Melania Trump began her week-long sojourn to Africa in Accra, Ghana. Landing Tuesday morning, the first lady was greeted on the tarmac by Ghanaian first lady Rebecca Akufo-Addo and a bouquet of flowers wrapped in kente cloth followed by a performance of dancing and drumming.

Later, she stopped by Greater Accra Regional Hospital where she visited with new mothers and held a baby before passing out miniature teddy bears and blankets emblazoned with the logo for Be Best, her child-welfare initiative.

From Ghana, Trump will travel to Malawi, then Kenya, and finally to Egypt, an itinerary that places the typically private first lady half a world away from her headline-dominating husband — and in the global spotlight.

Although the first lady’s trip is considered a gesture of goodwill, it also appears to some critics of the Trump administration to be out of step with her husband’s policies. Her stops will largely highlight programs funded by the U.S. Agency for International Development, even as the administration has proposed massive cuts to USAID’s budget.

Later this week, the first lady is expected to tour an elephant and rhino conservatory in Kenya, even though the Trump administration loosened regulations on trophy hunting and the import of elephant tusks and other animal parts. In addition, prominent members of the Trump family are big-game hunters.

As she greets dignitaries in the four countries, Melania Trump plans to engage in the kind of “soft diplomacy” expected of first ladies. Unlike her predecessors, Trump has to contend with the baggage of her husband’s belittling comments about African nations that made headlines across the continent.

But USAID Administrator Mark Green, who is accompanying the first lady in Ghana, said the trip serves to “symbolize American values and engagement. It spotlights and raises the profile of American programs in action.” And he said Trump’s focus on children drew her to the region. “She had genuine interest in youth,” he said.

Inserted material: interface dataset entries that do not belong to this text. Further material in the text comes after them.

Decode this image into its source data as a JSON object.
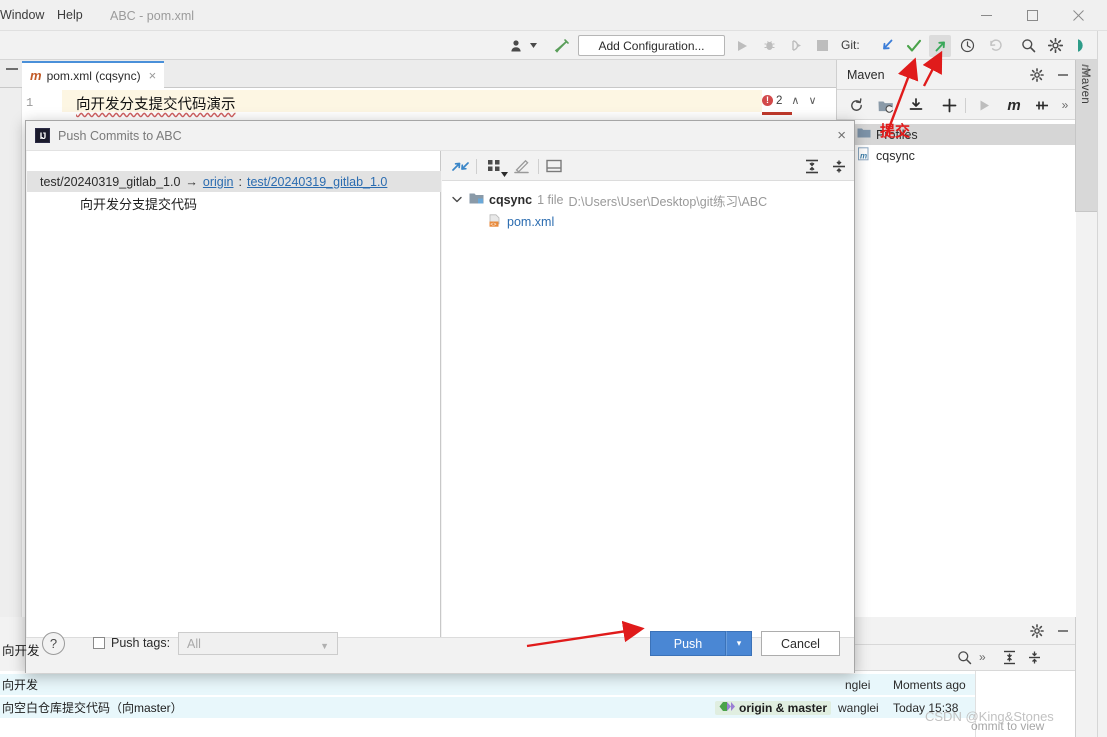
{
  "window": {
    "title": "ABC - pom.xml",
    "menus": [
      {
        "label": "Window",
        "accel": "W"
      },
      {
        "label": "Help",
        "accel": "H"
      }
    ],
    "controls": {
      "minimize": "minimize-icon",
      "maximize": "maximize-icon",
      "close": "close-icon"
    }
  },
  "toolbar": {
    "add_configuration": "Add Configuration...",
    "git_label": "Git:",
    "icons": [
      "user-avatar-icon",
      "dropdown-arrow-icon",
      "build-hammer-icon",
      "run-icon",
      "debug-icon",
      "run-coverage-icon",
      "stop-icon",
      "git-update-icon",
      "git-commit-icon",
      "git-push-icon",
      "git-history-icon",
      "git-rollback-icon",
      "search-everywhere-icon",
      "settings-gear-icon",
      "ide-help-icon"
    ]
  },
  "editor": {
    "tab": {
      "icon": "maven-m-icon",
      "label": "pom.xml (cqsync)",
      "close": "×"
    },
    "line_number": "1",
    "code_text": "向开发分支提交代码演示",
    "error_count": "2",
    "error_icon": "!",
    "nav_up": "∧",
    "nav_down": "∨"
  },
  "maven": {
    "title": "Maven",
    "side_tab_label": "Maven",
    "side_tab_icon": "maven-m-icon",
    "header_icons": [
      "settings-gear-icon",
      "hide-minimize-icon"
    ],
    "toolbar_icons": [
      "reimport-refresh-icon",
      "generate-sources-icon",
      "download-sources-icon",
      "add-maven-project-icon",
      "run-maven-goal-icon",
      "execute-maven-goal-m-icon",
      "toggle-skip-tests-icon",
      "more-chevrons-icon"
    ],
    "tree": [
      {
        "label": "Profiles",
        "icon": "folder-icon",
        "selected": true
      },
      {
        "label": "cqsync",
        "icon": "maven-project-icon",
        "selected": false
      }
    ]
  },
  "dialog": {
    "title": "Push Commits to ABC",
    "title_icon": "intellij-logo-icon",
    "close_icon": "×",
    "branch": {
      "local": "test/20240319_gitlab_1.0",
      "arrow": "→",
      "remote_name": "origin",
      "colon": ":",
      "remote_branch": "test/20240319_gitlab_1.0"
    },
    "commit_message": "向开发分支提交代码",
    "right_toolbar_icons": [
      "expand-diff-icon",
      "group-by-icon",
      "group-by-dropdown-icon",
      "show-diff-edit-icon",
      "preview-pane-icon",
      "expand-all-icon",
      "collapse-all-icon"
    ],
    "file_tree": {
      "expand_chevron": "⌄",
      "root_icon": "module-folder-icon",
      "root_label": "cqsync",
      "file_count": "1 file",
      "path": "D:\\Users\\User\\Desktop\\git练习\\ABC",
      "children": [
        {
          "icon": "xml-file-icon",
          "label": "pom.xml"
        }
      ]
    },
    "footer": {
      "help": "?",
      "push_tags_label": "Push tags:",
      "push_tags_value": "All",
      "push_tags_checked": false,
      "push_button": "Push",
      "push_dropdown": "▾",
      "cancel_button": "Cancel"
    }
  },
  "git_log": {
    "header_icons": [
      "settings-gear-icon",
      "hide-minimize-icon"
    ],
    "search_icon": "search-icon",
    "toolbar_icons": [
      "more-chevrons-icon",
      "expand-all-icon",
      "collapse-all-icon"
    ],
    "rows": [
      {
        "message": "向开发",
        "author": "nglei",
        "date": "Moments ago",
        "tag": ""
      },
      {
        "message": "向空白仓库提交代码（向master）",
        "author": "wanglei",
        "date": "Today 15:38",
        "tag": "origin & master",
        "tag_icon": "branch-tag-icon"
      }
    ],
    "detail_hint": "ommit to view"
  },
  "annotations": {
    "handwritten_red_text": "提交",
    "arrows": [
      "arrow-to-git-push-toolbar",
      "arrow-to-maven-download",
      "arrow-to-push-button"
    ],
    "accent_color": "#e01b1b"
  },
  "watermark": "CSDN @King&Stones",
  "colors": {
    "accent_blue": "#4a87d4",
    "link_blue": "#2b6cb0",
    "error_red": "#d2494a",
    "annotation_red": "#e01b1b",
    "selection_cyan": "#e8f7fb"
  }
}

The median age of Africa’s more than 1 billion people is only 19.

Stephanie Grisham, the first lady’s spokeswoman, said the trip is consistent with her platform and Trump administration policy, noting that the president has said, “The U.S. is the world’s largest giver of foreign aid.”

“Africa remains a priority for this administration, and I believe the first lady’s trip through the continent will showcase just that,” she said.

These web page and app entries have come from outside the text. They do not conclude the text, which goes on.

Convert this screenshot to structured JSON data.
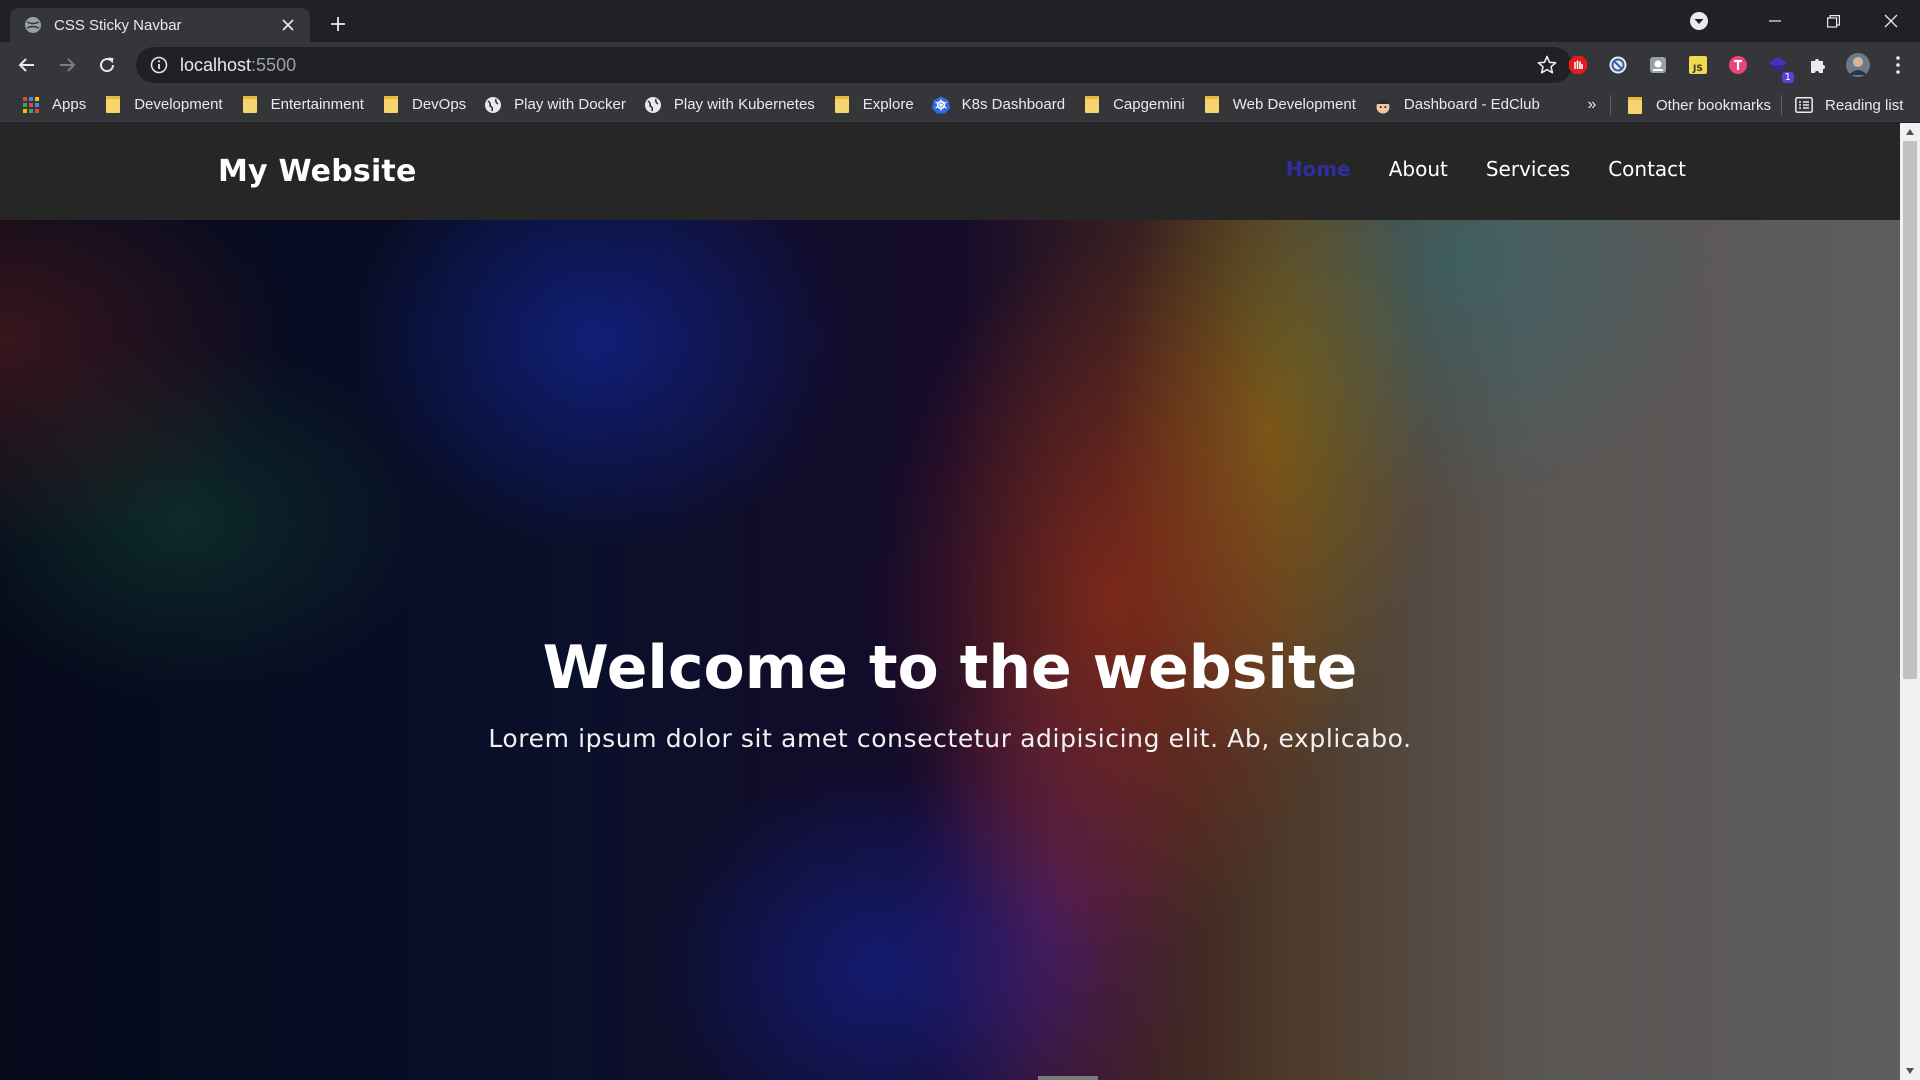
{
  "browser": {
    "tab": {
      "title": "CSS Sticky Navbar"
    },
    "address": {
      "host": "localhost",
      "port": ":5500"
    },
    "bookmarks": [
      {
        "label": "Apps",
        "icon": "apps-grid-icon"
      },
      {
        "label": "Development",
        "icon": "folder-icon"
      },
      {
        "label": "Entertainment",
        "icon": "folder-icon"
      },
      {
        "label": "DevOps",
        "icon": "folder-icon"
      },
      {
        "label": "Play with Docker",
        "icon": "globe-icon"
      },
      {
        "label": "Play with Kubernetes",
        "icon": "globe-icon"
      },
      {
        "label": "Explore",
        "icon": "folder-icon"
      },
      {
        "label": "K8s Dashboard",
        "icon": "kubernetes-icon"
      },
      {
        "label": "Capgemini",
        "icon": "folder-icon"
      },
      {
        "label": "Web Development",
        "icon": "folder-icon"
      },
      {
        "label": "Dashboard - EdClub",
        "icon": "edclub-icon"
      }
    ],
    "bookmarks_more": "»",
    "other_bookmarks": "Other bookmarks",
    "reading_list": "Reading list",
    "extension_badge": "1"
  },
  "site": {
    "logo": "My Website",
    "nav": {
      "home": "Home",
      "about": "About",
      "services": "Services",
      "contact": "Contact"
    },
    "hero": {
      "title": "Welcome to the website",
      "subtitle": "Lorem ipsum dolor sit amet consectetur adipisicing elit. Ab, explicabo."
    }
  },
  "colors": {
    "nav_active": "#2e2e9e",
    "nav_bg": "#262626",
    "browser_frame": "#35363a"
  }
}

In Ghana and the other countries the first lady plans to visit, there has been little buzz about the trip, in part because details have been tightly held, except for some social-media muttering about Trump coming to take selfies with children and animals. Animal conservationists also have been discussing the Kenya leg of the visit, especially because Donald Trump Jr. and Eric Trump are avid game hunters. A photograph of Trump Jr. holding a knife and a dead elephant’s tail after a hunt in Zimbabwe in 2011 went viral on social media.

“The policies set by the United States have significant impact on our ability to manage our wildlife sustainably,” said Kaddu Sebunya, president of the African Wildlife Foundation in Nairobi. “We hope that the first lady’s visit will illuminate the enormous benefit conservation provides to our continent, people and economies . . . [and] will result in a reversal of some of the funding cuts to biodiversity conservation.”

A first lady’s goals on such a trip are typically twofold, said Myra Gutin, a communication professor at Rider University who studies first ladies. They highlight their initiatives — in Trump’s case, that’s her Be Best campaign aimed at improving the well-being of children. And then there’s the diplomatic mission. On that front, Trump may have a harder task than previous first ladies, Gutin said.

Trump had long planned this trip. “This was her idea,” Grisham said. “In fact, she has always envisioned Africa for her first solo international swing. She is eager to educate herself about each country — history, culture, challenges, successes.”

What does Trump hope to accomplish on her first solo trip abroad? Those goals are not completely clear, said J. Peter Pham, the director of the Atlantic Council’s Africa Center.

“It’s incumbent on her to describe what her objectives are, and then we can assess whether it’s a success,” Pham said.

During the first leg of her journey, Trump also visited with Ghana’s first lady, Akufo-Addo, at the presidential palace. The two women had tea and exchanged gifts, according to journalists traveling with Trump. Trump brought a silver Chippendale tray etched with an image of the White House. The tray was carried in a leather case bearing Trump’s signature: “First Lady Melania Trump.” In return, Trump was presented with a kente cloth and an artifact.

Trump also visited privately with officials at the U.S. Embassy.

The Trump administration has sought to significantly reduce USAID funding to the continent, cutting it by as much as 30 percent in its proposed budgets. That generated alarm among many in humanitarian circles that it would close U.S. developmental and health programs and diminish efforts to combat AIDS and malaria. Congress ultimately voted to restore the funding.

USAID, which worked with the first lady’s office on the trip, has spent more than $47 billion on AIDS, malaria and other health programs over the past decade.

Trump will spend a second day in Ghana before heading to Malawi, where she is expected to focus on children’s literacy.

Max Bearak in Nairobi contributed to this report.